Monique King, Lutecia Butler, Pola Jaramillo, Vernice Cunningham University of Phoenix
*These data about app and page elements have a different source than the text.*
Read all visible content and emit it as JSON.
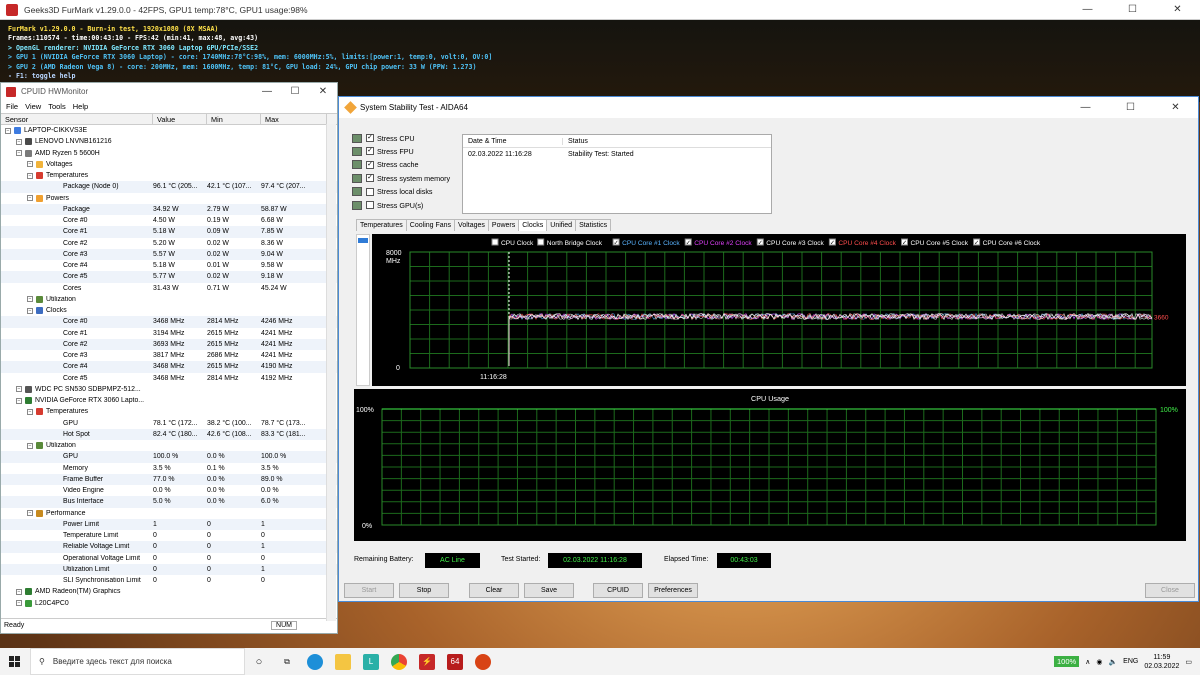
{
  "furmark": {
    "title": "Geeks3D FurMark v1.29.0.0 - 42FPS, GPU1 temp:78°C, GPU1 usage:98%",
    "hud": [
      "FurMark v1.29.0.0 - Burn-in test, 1920x1080 (8X MSAA)",
      "Frames:110574 - time:00:43:10 - FPS:42 (min:41, max:48, avg:43)",
      "> OpenGL renderer: NVIDIA GeForce RTX 3060 Laptop GPU/PCIe/SSE2",
      "> GPU 1 (NVIDIA GeForce RTX 3060 Laptop) - core: 1740MHz:78°C:98%, mem: 6000MHz:5%, limits:[power:1, temp:0, volt:0, OV:0]",
      "> GPU 2 (AMD Radeon Vega 8) - core: 200MHz, mem: 1600MHz, temp: 81°C, GPU load: 24%, GPU chip power: 33 W (PPW: 1.273)",
      "- F1: toggle help"
    ]
  },
  "hwmonitor": {
    "title": "CPUID HWMonitor",
    "menu": [
      "File",
      "View",
      "Tools",
      "Help"
    ],
    "columns": [
      "Sensor",
      "Value",
      "Min",
      "Max"
    ],
    "rows": [
      {
        "d": 0,
        "name": "LAPTOP-CIKKVS3E",
        "v": "",
        "mi": "",
        "ma": "",
        "ic": "pc"
      },
      {
        "d": 1,
        "name": "LENOVO LNVNB161216",
        "v": "",
        "mi": "",
        "ma": "",
        "ic": "board"
      },
      {
        "d": 1,
        "name": "AMD Ryzen 5 5600H",
        "v": "",
        "mi": "",
        "ma": "",
        "ic": "chip"
      },
      {
        "d": 2,
        "name": "Voltages",
        "v": "",
        "mi": "",
        "ma": "",
        "ic": "volt"
      },
      {
        "d": 2,
        "name": "Temperatures",
        "v": "",
        "mi": "",
        "ma": "",
        "ic": "temp"
      },
      {
        "d": 3,
        "name": "Package (Node 0)",
        "v": "96.1 °C  (205...",
        "mi": "42.1 °C  (107...",
        "ma": "97.4 °C  (207..."
      },
      {
        "d": 2,
        "name": "Powers",
        "v": "",
        "mi": "",
        "ma": "",
        "ic": "power"
      },
      {
        "d": 3,
        "name": "Package",
        "v": "34.92 W",
        "mi": "2.79 W",
        "ma": "58.87 W"
      },
      {
        "d": 3,
        "name": "Core #0",
        "v": "4.50 W",
        "mi": "0.19 W",
        "ma": "6.68 W"
      },
      {
        "d": 3,
        "name": "Core #1",
        "v": "5.18 W",
        "mi": "0.09 W",
        "ma": "7.85 W"
      },
      {
        "d": 3,
        "name": "Core #2",
        "v": "5.20 W",
        "mi": "0.02 W",
        "ma": "8.36 W"
      },
      {
        "d": 3,
        "name": "Core #3",
        "v": "5.57 W",
        "mi": "0.02 W",
        "ma": "9.04 W"
      },
      {
        "d": 3,
        "name": "Core #4",
        "v": "5.18 W",
        "mi": "0.01 W",
        "ma": "9.58 W"
      },
      {
        "d": 3,
        "name": "Core #5",
        "v": "5.77 W",
        "mi": "0.02 W",
        "ma": "9.18 W"
      },
      {
        "d": 3,
        "name": "Cores",
        "v": "31.43 W",
        "mi": "0.71 W",
        "ma": "45.24 W"
      },
      {
        "d": 2,
        "name": "Utilization",
        "v": "",
        "mi": "",
        "ma": "",
        "ic": "util"
      },
      {
        "d": 2,
        "name": "Clocks",
        "v": "",
        "mi": "",
        "ma": "",
        "ic": "clock"
      },
      {
        "d": 3,
        "name": "Core #0",
        "v": "3468 MHz",
        "mi": "2814 MHz",
        "ma": "4246 MHz"
      },
      {
        "d": 3,
        "name": "Core #1",
        "v": "3194 MHz",
        "mi": "2615 MHz",
        "ma": "4241 MHz"
      },
      {
        "d": 3,
        "name": "Core #2",
        "v": "3693 MHz",
        "mi": "2615 MHz",
        "ma": "4241 MHz"
      },
      {
        "d": 3,
        "name": "Core #3",
        "v": "3817 MHz",
        "mi": "2686 MHz",
        "ma": "4241 MHz"
      },
      {
        "d": 3,
        "name": "Core #4",
        "v": "3468 MHz",
        "mi": "2615 MHz",
        "ma": "4190 MHz"
      },
      {
        "d": 3,
        "name": "Core #5",
        "v": "3468 MHz",
        "mi": "2814 MHz",
        "ma": "4192 MHz"
      },
      {
        "d": 1,
        "name": "WDC PC SN530 SDBPMPZ-512...",
        "v": "",
        "mi": "",
        "ma": "",
        "ic": "disk"
      },
      {
        "d": 1,
        "name": "NVIDIA GeForce RTX 3060 Lapto...",
        "v": "",
        "mi": "",
        "ma": "",
        "ic": "gpu"
      },
      {
        "d": 2,
        "name": "Temperatures",
        "v": "",
        "mi": "",
        "ma": "",
        "ic": "temp"
      },
      {
        "d": 3,
        "name": "GPU",
        "v": "78.1 °C  (172...",
        "mi": "38.2 °C  (100...",
        "ma": "78.7 °C  (173..."
      },
      {
        "d": 3,
        "name": "Hot Spot",
        "v": "82.4 °C  (180...",
        "mi": "42.6 °C  (108...",
        "ma": "83.3 °C  (181..."
      },
      {
        "d": 2,
        "name": "Utilization",
        "v": "",
        "mi": "",
        "ma": "",
        "ic": "util"
      },
      {
        "d": 3,
        "name": "GPU",
        "v": "100.0 %",
        "mi": "0.0 %",
        "ma": "100.0 %"
      },
      {
        "d": 3,
        "name": "Memory",
        "v": "3.5 %",
        "mi": "0.1 %",
        "ma": "3.5 %"
      },
      {
        "d": 3,
        "name": "Frame Buffer",
        "v": "77.0 %",
        "mi": "0.0 %",
        "ma": "89.0 %"
      },
      {
        "d": 3,
        "name": "Video Engine",
        "v": "0.0 %",
        "mi": "0.0 %",
        "ma": "0.0 %"
      },
      {
        "d": 3,
        "name": "Bus Interface",
        "v": "5.0 %",
        "mi": "0.0 %",
        "ma": "6.0 %"
      },
      {
        "d": 2,
        "name": "Performance",
        "v": "",
        "mi": "",
        "ma": "",
        "ic": "perf"
      },
      {
        "d": 3,
        "name": "Power Limit",
        "v": "1",
        "mi": "0",
        "ma": "1"
      },
      {
        "d": 3,
        "name": "Temperature Limit",
        "v": "0",
        "mi": "0",
        "ma": "0"
      },
      {
        "d": 3,
        "name": "Reliable Voltage Limit",
        "v": "0",
        "mi": "0",
        "ma": "1"
      },
      {
        "d": 3,
        "name": "Operational Voltage Limit",
        "v": "0",
        "mi": "0",
        "ma": "0"
      },
      {
        "d": 3,
        "name": "Utilization Limit",
        "v": "0",
        "mi": "0",
        "ma": "1"
      },
      {
        "d": 3,
        "name": "SLI Synchronisation Limit",
        "v": "0",
        "mi": "0",
        "ma": "0"
      },
      {
        "d": 1,
        "name": "AMD Radeon(TM) Graphics",
        "v": "",
        "mi": "",
        "ma": "",
        "ic": "gpu"
      },
      {
        "d": 1,
        "name": "L20C4PC0",
        "v": "",
        "mi": "",
        "ma": "",
        "ic": "battery"
      }
    ],
    "status": "Ready",
    "num": "NUM"
  },
  "aida": {
    "title": "System Stability Test - AIDA64",
    "stress": [
      {
        "label": "Stress CPU",
        "checked": true
      },
      {
        "label": "Stress FPU",
        "checked": true
      },
      {
        "label": "Stress cache",
        "checked": true
      },
      {
        "label": "Stress system memory",
        "checked": true
      },
      {
        "label": "Stress local disks",
        "checked": false
      },
      {
        "label": "Stress GPU(s)",
        "checked": false
      }
    ],
    "status_headers": [
      "Date & Time",
      "Status"
    ],
    "status_rows": [
      {
        "dt": "02.03.2022 11:16:28",
        "st": "Stability Test: Started"
      }
    ],
    "tabs": [
      "Temperatures",
      "Cooling Fans",
      "Voltages",
      "Powers",
      "Clocks",
      "Unified",
      "Statistics"
    ],
    "active_tab": "Clocks",
    "remaining_battery_label": "Remaining Battery:",
    "remaining_battery": "AC Line",
    "test_started_label": "Test Started:",
    "test_started": "02.03.2022 11:16:28",
    "elapsed_label": "Elapsed Time:",
    "elapsed": "00:43:03",
    "buttons": [
      "Start",
      "Stop",
      "Clear",
      "Save",
      "CPUID",
      "Preferences",
      "Close"
    ]
  },
  "chart_data": [
    {
      "type": "line",
      "legend": [
        {
          "name": "CPU Clock",
          "checked": false,
          "color": "#ffffff"
        },
        {
          "name": "North Bridge Clock",
          "checked": false,
          "color": "#ffffff"
        },
        {
          "name": "CPU Core #1 Clock",
          "checked": true,
          "color": "#5ab4ff"
        },
        {
          "name": "CPU Core #2 Clock",
          "checked": true,
          "color": "#e040fb"
        },
        {
          "name": "CPU Core #3 Clock",
          "checked": true,
          "color": "#ffffff"
        },
        {
          "name": "CPU Core #4 Clock",
          "checked": true,
          "color": "#ff4d4d"
        },
        {
          "name": "CPU Core #5 Clock",
          "checked": true,
          "color": "#ffffff"
        },
        {
          "name": "CPU Core #6 Clock",
          "checked": true,
          "color": "#ffffff"
        }
      ],
      "ylabel_top": "8000",
      "ylabel_unit": "MHz",
      "ylabel_bottom": "0",
      "ylim": [
        0,
        8000
      ],
      "x_marker_label": "11:16:28",
      "right_value": "3660",
      "series_level_mhz": 3550,
      "grid": true
    },
    {
      "type": "line",
      "title": "CPU Usage",
      "ylabel_top": "100%",
      "ylabel_bottom": "0%",
      "right_label": "100%",
      "ylim": [
        0,
        100
      ],
      "grid": true
    }
  ],
  "taskbar": {
    "search_placeholder": "Введите здесь текст для поиска",
    "battery": "100%",
    "lang": "ENG",
    "time": "11:59",
    "date": "02.03.2022"
  }
}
Catherine Zulfer, a former employee of playboy filed a suit against them alleging that Playboy Enterprises violated provisions of the Sarbanes-Oxley Act of 2002. The former employee reports that playboy retaliated against her for refusing to participate in fraudulent activity against Playboy’s shareholders (Katz, Marshall& Banks, LLP, 2013). Without receiving permission from the board of directors, Christopher Pachler, Chief Financial Officer, instructed Zulfer to gather one million dollars in bonuses for various corporate officers of the company. At that time Zulfer felt that Pachler was attempting to embezzle the money from the company, therefore she denied the request until it was approved by the board. Zulfer then informed Playboys General Counsel and the Securities and Exchange Commission of the request that was made by Pachler. Soon after Zulfer made the report, she claims that retaliation against her began. She was excluded from company meetings and discussions, crucial information to her position was withheld from her, and her accounting staff was diminishing (Katz, Marshall & Banks, LLP, 2013). On December 31, 2011 Zulfer was terminated, although Playboy describes it as a layoff. Issue: Did Playboy violate the whistleblower-protection provisions of the Sarbanes-Oxley Act of 2002 (“SOX”)? Rule: The Playboy Company retaliated against Zulter for refusing to participate in fraud regarding the playboy shareholders. Under the Sarbanes-Oxley Act of 2002, (SOX) one rule prohibits any employer from retaliation against and employee. Another rule is that under this law employees are protected when they speak of a wrongdoing within the workplace. “Under SOX, employers are strictly prohibited from retaliating against employees who report illegal or unethical conduct. ...